(Interface dataset entries)
BEGIN
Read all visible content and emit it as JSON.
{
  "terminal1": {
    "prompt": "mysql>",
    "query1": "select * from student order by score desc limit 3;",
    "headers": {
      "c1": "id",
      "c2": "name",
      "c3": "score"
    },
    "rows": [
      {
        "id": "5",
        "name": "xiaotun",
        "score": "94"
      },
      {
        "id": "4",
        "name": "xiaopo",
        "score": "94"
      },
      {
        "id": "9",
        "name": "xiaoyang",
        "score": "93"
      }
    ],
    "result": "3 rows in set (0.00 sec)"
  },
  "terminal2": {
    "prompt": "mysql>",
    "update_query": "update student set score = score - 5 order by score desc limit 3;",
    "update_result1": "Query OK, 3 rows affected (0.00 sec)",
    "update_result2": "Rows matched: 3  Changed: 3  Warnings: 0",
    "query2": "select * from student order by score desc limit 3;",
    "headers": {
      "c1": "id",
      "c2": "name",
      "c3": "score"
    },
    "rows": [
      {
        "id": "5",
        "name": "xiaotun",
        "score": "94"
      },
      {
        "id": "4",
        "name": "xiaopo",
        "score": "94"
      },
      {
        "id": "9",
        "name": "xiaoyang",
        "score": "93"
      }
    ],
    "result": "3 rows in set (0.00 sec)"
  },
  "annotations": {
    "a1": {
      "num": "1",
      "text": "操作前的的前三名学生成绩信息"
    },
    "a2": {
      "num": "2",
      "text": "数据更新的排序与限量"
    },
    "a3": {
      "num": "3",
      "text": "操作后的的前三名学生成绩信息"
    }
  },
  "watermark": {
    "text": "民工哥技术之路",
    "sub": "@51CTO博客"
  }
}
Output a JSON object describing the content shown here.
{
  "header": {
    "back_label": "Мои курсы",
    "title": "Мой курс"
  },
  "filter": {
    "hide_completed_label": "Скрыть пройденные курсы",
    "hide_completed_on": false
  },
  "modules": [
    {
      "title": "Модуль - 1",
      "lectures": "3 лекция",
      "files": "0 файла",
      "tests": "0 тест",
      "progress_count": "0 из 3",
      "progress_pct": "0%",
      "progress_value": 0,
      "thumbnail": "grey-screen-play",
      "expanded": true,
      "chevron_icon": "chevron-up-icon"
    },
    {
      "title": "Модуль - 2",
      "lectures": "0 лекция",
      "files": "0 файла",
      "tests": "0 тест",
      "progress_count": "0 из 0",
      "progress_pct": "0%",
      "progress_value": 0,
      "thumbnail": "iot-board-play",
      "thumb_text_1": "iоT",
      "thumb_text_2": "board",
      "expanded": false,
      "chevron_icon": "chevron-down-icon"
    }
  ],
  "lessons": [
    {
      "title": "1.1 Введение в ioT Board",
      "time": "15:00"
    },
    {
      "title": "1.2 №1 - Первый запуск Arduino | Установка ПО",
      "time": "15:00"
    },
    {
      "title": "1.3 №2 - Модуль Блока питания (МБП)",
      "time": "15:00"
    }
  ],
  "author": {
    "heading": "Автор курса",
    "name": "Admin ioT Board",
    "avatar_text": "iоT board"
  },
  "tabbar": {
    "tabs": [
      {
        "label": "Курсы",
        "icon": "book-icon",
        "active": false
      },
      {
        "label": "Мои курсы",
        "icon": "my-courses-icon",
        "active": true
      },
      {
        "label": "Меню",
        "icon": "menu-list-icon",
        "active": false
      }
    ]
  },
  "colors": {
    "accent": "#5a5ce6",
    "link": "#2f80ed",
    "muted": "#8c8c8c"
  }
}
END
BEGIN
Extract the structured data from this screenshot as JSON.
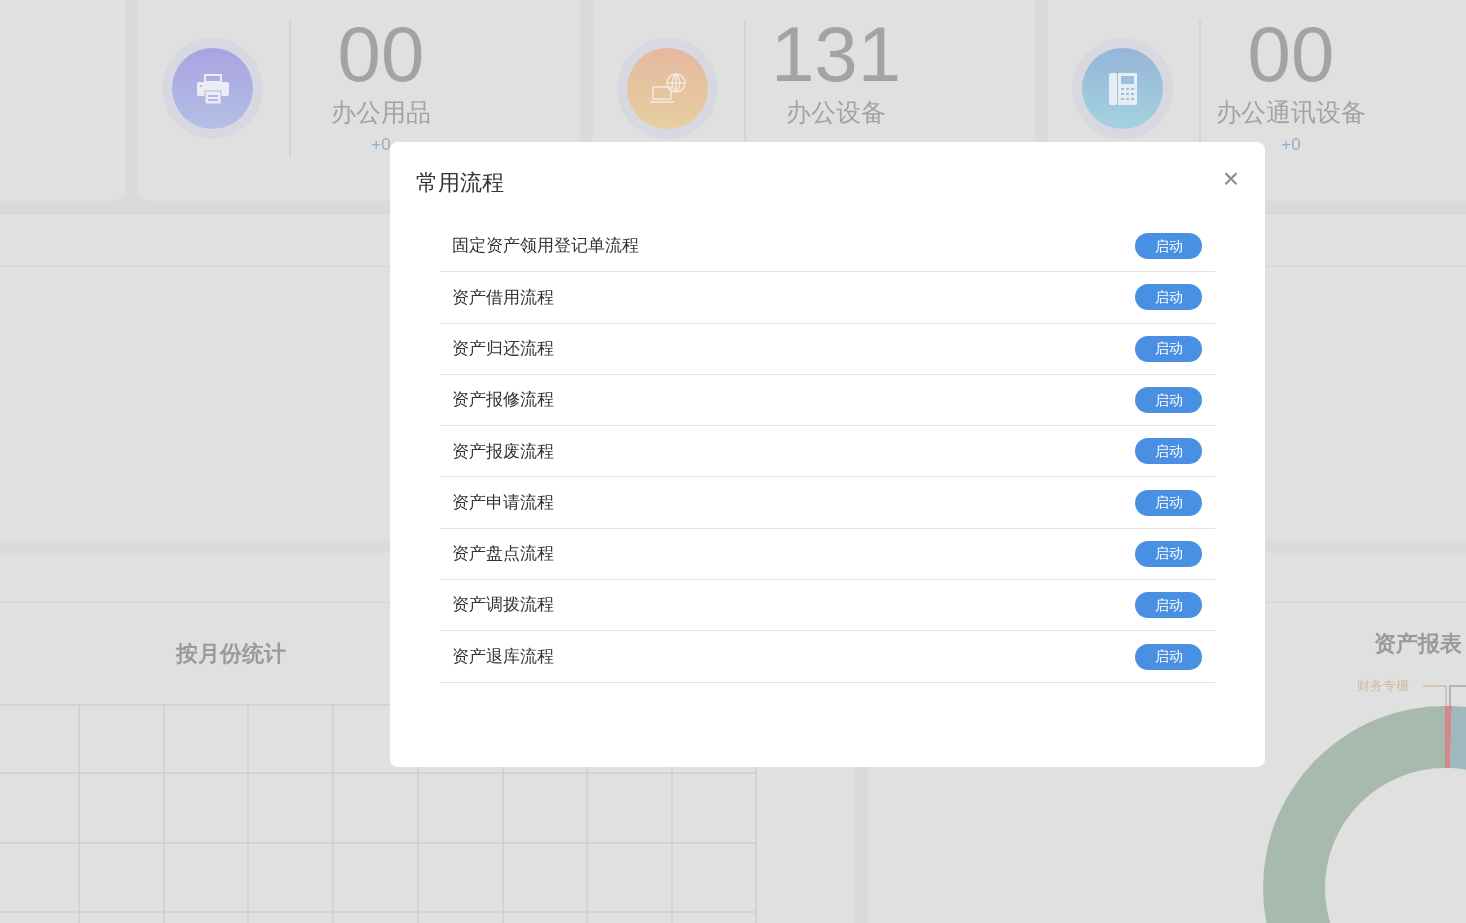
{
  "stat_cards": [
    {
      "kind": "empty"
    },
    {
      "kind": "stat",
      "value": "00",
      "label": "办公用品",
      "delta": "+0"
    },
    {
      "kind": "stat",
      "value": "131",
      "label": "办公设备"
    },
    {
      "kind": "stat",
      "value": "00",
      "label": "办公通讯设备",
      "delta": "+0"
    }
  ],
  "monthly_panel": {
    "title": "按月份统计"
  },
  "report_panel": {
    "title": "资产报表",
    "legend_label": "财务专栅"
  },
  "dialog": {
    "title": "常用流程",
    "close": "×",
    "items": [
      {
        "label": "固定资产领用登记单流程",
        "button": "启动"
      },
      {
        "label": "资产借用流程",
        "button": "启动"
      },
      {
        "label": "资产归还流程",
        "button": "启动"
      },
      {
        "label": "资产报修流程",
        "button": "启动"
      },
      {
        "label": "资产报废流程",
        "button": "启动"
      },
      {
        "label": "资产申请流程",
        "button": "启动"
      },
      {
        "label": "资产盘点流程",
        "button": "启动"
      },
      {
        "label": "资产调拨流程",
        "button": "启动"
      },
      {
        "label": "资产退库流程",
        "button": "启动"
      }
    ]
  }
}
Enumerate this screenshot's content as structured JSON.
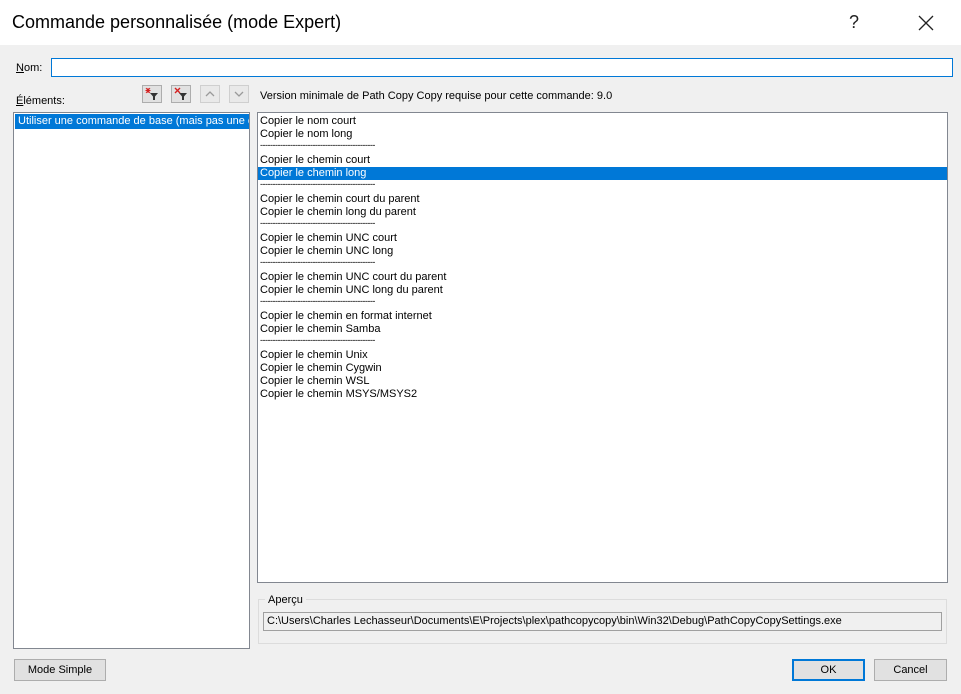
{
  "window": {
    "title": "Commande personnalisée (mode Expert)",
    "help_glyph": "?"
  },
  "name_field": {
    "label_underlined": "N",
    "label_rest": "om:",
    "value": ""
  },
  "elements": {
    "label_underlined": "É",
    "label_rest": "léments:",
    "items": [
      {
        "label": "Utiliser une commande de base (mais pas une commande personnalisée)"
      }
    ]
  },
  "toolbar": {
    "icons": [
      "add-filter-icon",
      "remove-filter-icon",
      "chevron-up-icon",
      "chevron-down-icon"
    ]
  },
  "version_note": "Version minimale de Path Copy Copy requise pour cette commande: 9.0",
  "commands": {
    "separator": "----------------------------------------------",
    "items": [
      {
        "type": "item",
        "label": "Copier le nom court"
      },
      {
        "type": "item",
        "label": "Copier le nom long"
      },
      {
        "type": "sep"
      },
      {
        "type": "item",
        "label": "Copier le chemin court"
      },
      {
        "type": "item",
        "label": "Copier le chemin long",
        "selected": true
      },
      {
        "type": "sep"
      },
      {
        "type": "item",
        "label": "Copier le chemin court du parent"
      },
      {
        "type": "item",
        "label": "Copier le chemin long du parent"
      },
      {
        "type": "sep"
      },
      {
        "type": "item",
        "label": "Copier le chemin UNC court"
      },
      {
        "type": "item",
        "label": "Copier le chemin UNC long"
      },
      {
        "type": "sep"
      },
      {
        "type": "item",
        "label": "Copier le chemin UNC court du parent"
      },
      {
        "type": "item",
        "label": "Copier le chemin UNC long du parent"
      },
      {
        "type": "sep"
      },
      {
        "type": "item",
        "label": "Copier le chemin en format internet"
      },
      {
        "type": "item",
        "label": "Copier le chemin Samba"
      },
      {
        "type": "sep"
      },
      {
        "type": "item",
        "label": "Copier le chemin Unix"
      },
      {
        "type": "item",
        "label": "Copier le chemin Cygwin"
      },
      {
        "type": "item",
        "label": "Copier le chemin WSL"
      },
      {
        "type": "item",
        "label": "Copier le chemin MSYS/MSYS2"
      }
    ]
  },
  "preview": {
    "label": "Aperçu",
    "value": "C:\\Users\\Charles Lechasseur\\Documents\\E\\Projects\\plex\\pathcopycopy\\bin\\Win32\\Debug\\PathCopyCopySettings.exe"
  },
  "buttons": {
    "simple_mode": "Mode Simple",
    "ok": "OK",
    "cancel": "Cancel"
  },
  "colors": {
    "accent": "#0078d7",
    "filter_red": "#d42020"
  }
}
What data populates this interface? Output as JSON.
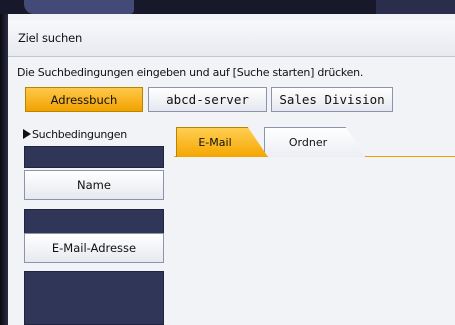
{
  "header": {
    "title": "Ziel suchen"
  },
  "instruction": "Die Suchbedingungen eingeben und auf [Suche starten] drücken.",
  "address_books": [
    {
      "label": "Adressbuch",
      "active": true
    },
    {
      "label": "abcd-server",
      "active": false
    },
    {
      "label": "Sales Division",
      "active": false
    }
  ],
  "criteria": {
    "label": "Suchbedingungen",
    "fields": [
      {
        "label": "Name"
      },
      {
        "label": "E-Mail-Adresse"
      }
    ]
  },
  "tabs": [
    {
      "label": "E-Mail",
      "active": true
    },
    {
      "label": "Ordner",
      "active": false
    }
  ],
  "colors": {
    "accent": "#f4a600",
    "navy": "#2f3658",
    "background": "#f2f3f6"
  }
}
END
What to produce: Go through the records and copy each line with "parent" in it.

Result below:
        "label": "Copier le chemin court du parent"
        "label": "Copier le chemin long du parent"
        "label": "Copier le chemin UNC court du parent"
        "label": "Copier le chemin UNC long du parent"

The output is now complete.